Exercise prompt: Below are the records; copy every line in them that holds the string "George".

[Saved data entries]
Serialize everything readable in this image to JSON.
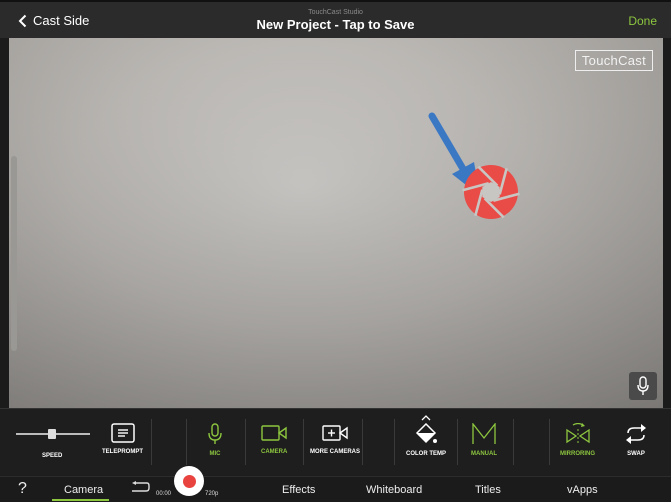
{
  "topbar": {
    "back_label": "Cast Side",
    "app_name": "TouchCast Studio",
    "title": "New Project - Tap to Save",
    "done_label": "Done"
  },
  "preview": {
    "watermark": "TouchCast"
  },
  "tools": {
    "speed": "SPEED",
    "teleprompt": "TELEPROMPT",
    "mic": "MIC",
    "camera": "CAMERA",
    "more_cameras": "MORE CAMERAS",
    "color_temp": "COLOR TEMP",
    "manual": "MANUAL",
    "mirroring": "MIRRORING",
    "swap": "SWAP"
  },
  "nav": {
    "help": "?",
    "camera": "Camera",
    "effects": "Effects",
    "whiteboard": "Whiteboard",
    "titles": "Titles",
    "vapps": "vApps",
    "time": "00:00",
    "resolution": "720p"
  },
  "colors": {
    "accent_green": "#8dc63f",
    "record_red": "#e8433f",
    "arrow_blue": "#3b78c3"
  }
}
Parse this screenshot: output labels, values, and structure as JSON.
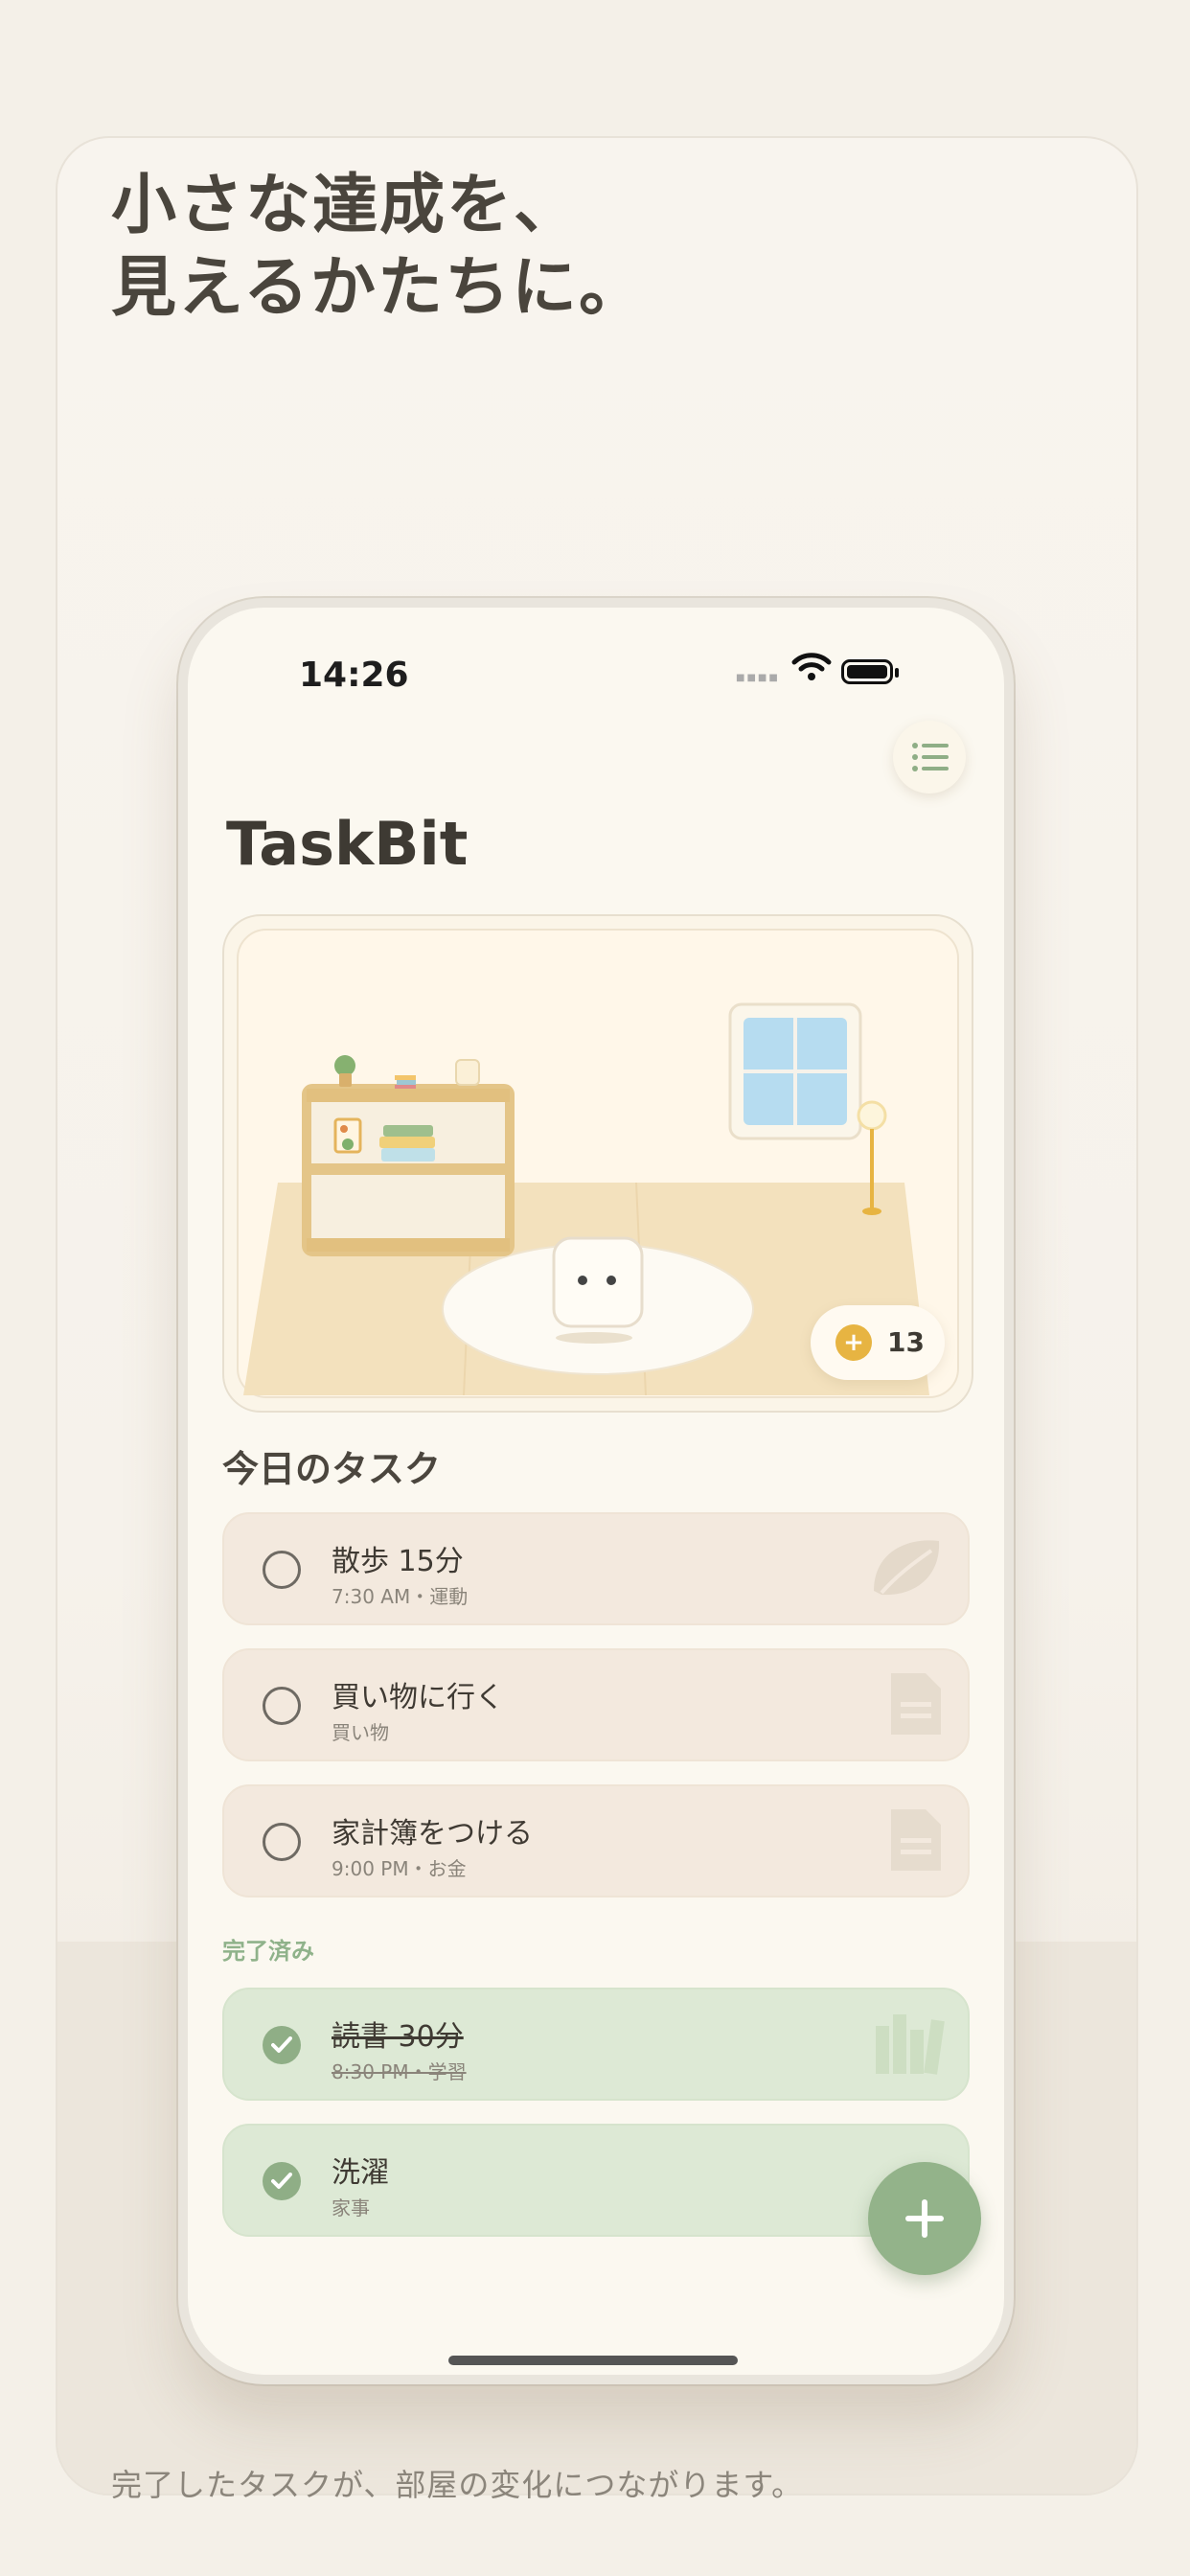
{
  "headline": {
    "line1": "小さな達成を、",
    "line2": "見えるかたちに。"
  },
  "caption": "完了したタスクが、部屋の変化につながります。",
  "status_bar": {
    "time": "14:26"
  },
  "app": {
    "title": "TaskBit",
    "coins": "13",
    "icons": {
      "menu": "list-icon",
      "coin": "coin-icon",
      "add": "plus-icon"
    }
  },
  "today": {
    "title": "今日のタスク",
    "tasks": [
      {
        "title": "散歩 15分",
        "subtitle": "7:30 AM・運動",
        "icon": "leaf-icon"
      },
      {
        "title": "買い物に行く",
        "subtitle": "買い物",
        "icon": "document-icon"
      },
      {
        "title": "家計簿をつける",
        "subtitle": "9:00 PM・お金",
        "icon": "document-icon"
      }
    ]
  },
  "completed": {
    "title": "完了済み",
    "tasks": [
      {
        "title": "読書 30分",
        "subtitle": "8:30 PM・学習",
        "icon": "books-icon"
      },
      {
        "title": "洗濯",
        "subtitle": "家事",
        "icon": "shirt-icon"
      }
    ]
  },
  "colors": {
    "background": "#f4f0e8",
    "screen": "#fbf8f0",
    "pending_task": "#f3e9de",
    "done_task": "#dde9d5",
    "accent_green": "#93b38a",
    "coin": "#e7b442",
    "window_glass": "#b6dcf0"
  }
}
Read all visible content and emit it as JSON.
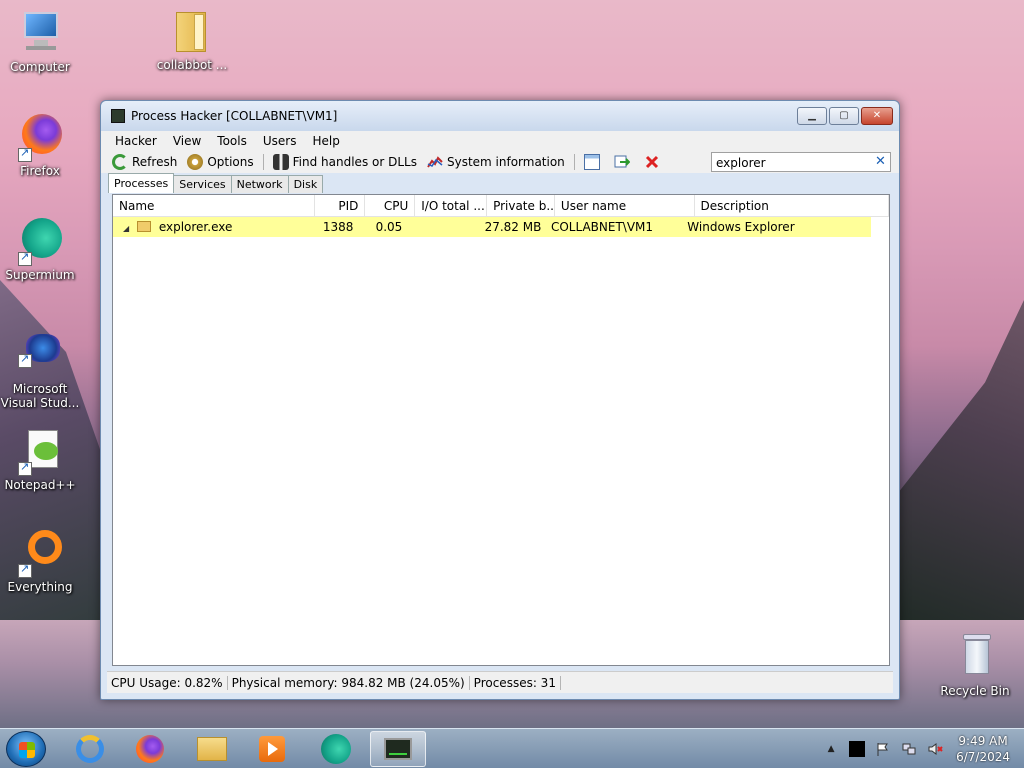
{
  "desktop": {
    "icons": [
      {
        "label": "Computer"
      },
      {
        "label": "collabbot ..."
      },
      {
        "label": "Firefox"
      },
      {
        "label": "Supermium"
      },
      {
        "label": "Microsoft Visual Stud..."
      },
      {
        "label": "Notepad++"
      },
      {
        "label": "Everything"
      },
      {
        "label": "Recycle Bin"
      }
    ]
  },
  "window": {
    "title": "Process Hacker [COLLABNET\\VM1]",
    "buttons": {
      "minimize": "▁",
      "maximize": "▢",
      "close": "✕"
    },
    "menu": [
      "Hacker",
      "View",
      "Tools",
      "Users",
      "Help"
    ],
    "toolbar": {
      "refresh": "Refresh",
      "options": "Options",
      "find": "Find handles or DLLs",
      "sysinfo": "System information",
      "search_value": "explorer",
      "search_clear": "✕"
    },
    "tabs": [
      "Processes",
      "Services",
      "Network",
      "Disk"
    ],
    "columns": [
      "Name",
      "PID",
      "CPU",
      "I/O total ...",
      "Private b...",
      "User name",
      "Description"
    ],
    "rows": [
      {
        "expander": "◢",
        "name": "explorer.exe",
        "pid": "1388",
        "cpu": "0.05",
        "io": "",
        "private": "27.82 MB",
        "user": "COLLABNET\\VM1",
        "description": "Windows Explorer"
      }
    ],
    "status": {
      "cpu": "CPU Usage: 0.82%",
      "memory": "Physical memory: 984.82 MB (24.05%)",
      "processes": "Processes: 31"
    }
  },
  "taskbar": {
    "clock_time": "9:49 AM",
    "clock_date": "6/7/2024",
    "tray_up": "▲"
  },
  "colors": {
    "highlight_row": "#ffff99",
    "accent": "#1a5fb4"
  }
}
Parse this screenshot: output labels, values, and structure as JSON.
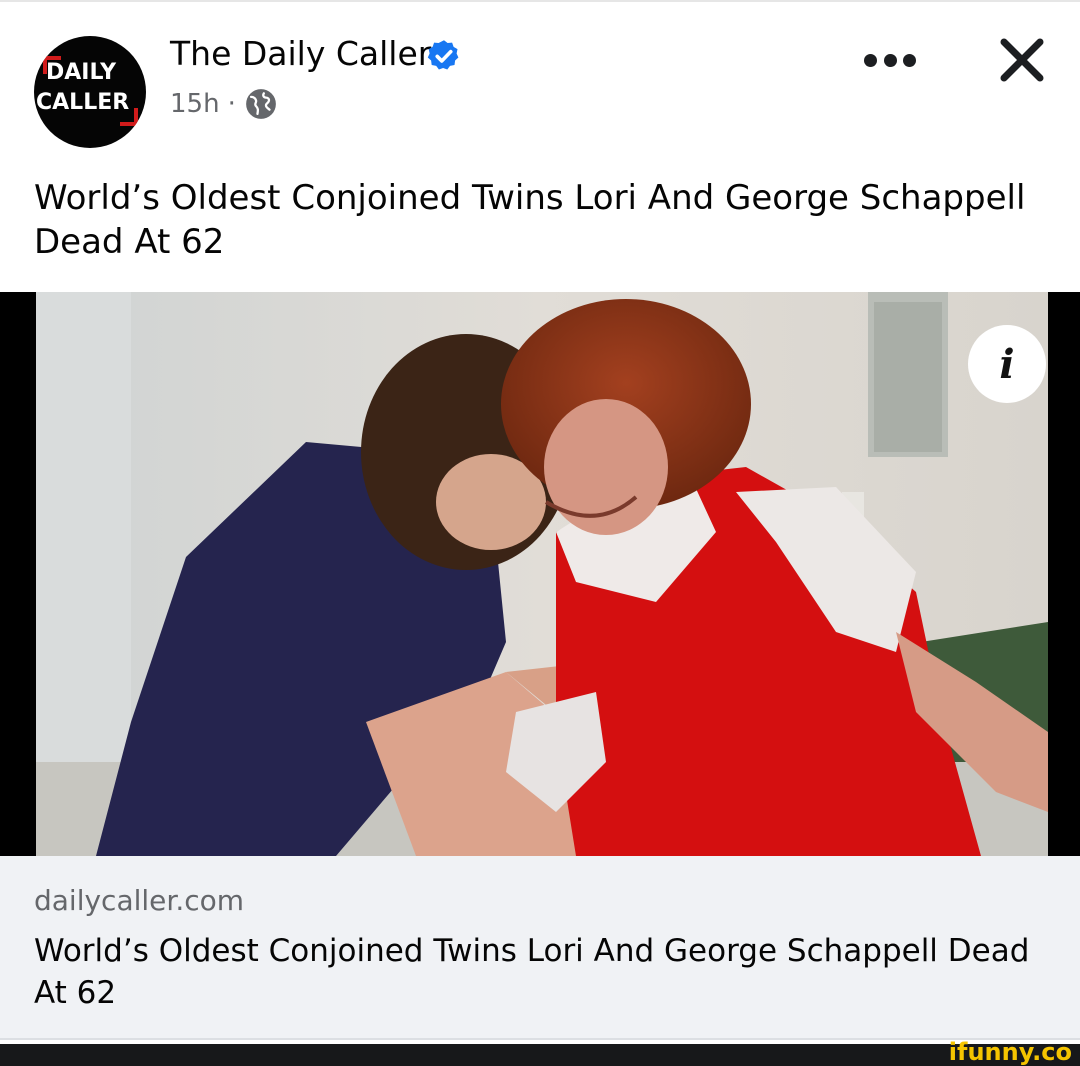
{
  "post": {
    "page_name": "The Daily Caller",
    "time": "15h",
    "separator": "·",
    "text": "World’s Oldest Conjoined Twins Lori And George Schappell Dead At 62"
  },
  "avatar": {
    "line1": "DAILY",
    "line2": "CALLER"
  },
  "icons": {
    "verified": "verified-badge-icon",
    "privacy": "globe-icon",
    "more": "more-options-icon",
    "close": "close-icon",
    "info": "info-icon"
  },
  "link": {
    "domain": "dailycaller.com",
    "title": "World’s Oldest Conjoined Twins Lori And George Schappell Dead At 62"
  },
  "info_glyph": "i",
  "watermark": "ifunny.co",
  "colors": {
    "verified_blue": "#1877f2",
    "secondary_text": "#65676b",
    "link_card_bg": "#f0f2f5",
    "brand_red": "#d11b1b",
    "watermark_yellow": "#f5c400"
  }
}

Result of the exercise:
    "text": "World’s Oldest Conjoined Twins Lori And George Schappell Dead At 62"
    "title": "World’s Oldest Conjoined Twins Lori And George Schappell Dead At 62"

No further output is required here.